— WORK TO BE COMPLETED —
Would you copy every line of the listing below that includes the word "emit"?

— PROVIDED MATERIAL —
========================================================================

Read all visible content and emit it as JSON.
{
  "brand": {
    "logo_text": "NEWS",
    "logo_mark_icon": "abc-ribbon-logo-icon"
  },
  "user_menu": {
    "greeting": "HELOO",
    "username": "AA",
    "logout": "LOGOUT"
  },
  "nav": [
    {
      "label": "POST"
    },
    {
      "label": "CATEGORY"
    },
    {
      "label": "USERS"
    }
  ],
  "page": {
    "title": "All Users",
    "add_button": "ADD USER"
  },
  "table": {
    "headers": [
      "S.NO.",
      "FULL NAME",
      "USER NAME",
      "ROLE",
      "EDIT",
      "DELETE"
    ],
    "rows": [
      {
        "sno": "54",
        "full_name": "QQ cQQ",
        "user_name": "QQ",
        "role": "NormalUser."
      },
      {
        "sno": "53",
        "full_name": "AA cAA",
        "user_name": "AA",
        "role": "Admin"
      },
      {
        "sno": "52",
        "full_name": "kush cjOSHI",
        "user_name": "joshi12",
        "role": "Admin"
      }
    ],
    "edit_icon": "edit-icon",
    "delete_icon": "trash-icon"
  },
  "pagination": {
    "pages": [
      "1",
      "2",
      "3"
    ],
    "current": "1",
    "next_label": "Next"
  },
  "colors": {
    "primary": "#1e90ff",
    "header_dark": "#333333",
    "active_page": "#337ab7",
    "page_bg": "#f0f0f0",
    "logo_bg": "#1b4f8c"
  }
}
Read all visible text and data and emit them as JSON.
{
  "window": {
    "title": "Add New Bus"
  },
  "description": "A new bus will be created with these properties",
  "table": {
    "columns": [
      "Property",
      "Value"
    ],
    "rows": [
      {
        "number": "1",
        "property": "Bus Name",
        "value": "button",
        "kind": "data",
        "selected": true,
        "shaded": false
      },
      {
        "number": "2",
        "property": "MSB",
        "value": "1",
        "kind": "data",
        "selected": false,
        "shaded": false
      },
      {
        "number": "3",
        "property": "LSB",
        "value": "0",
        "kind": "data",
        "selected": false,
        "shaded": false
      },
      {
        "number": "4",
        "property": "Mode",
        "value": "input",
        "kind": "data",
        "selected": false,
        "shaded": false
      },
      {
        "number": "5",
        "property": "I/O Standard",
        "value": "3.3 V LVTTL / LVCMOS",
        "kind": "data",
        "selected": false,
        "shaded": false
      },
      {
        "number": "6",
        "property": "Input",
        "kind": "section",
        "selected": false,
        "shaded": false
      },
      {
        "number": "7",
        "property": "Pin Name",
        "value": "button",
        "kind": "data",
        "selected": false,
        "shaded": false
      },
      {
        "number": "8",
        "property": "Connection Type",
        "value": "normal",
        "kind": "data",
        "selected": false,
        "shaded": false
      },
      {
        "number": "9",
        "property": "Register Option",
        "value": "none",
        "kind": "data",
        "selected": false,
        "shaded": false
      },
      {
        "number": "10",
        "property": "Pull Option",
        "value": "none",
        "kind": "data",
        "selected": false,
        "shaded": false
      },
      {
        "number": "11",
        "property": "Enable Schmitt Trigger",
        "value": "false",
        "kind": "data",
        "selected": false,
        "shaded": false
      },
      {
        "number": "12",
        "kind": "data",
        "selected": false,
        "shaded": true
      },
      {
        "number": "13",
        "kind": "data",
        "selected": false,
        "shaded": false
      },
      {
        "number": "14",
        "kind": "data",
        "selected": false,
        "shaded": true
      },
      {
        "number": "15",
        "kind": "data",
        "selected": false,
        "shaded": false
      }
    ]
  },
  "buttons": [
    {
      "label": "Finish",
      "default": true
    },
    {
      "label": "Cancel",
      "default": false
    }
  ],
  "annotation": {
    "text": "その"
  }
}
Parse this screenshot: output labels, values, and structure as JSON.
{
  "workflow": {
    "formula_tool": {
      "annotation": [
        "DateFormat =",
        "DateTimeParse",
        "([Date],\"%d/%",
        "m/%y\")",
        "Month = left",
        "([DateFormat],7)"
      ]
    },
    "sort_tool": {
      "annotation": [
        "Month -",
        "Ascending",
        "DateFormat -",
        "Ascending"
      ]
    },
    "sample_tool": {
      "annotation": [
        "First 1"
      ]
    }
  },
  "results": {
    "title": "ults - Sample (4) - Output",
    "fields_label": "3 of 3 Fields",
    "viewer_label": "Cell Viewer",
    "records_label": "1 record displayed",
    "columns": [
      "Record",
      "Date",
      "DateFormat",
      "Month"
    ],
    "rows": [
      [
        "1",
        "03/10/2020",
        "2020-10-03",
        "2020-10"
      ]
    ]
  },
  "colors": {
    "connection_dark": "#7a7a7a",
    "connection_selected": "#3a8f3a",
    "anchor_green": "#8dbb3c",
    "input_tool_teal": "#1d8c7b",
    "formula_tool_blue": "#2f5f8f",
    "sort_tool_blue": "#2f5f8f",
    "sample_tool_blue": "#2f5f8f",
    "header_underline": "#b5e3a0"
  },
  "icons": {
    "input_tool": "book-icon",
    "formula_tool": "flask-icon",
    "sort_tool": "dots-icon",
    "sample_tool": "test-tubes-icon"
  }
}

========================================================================

— ANSWER TO THE PROBLEM —
Read all visible content and emit it as JSON.
Read all visible text and data and emit them as JSON.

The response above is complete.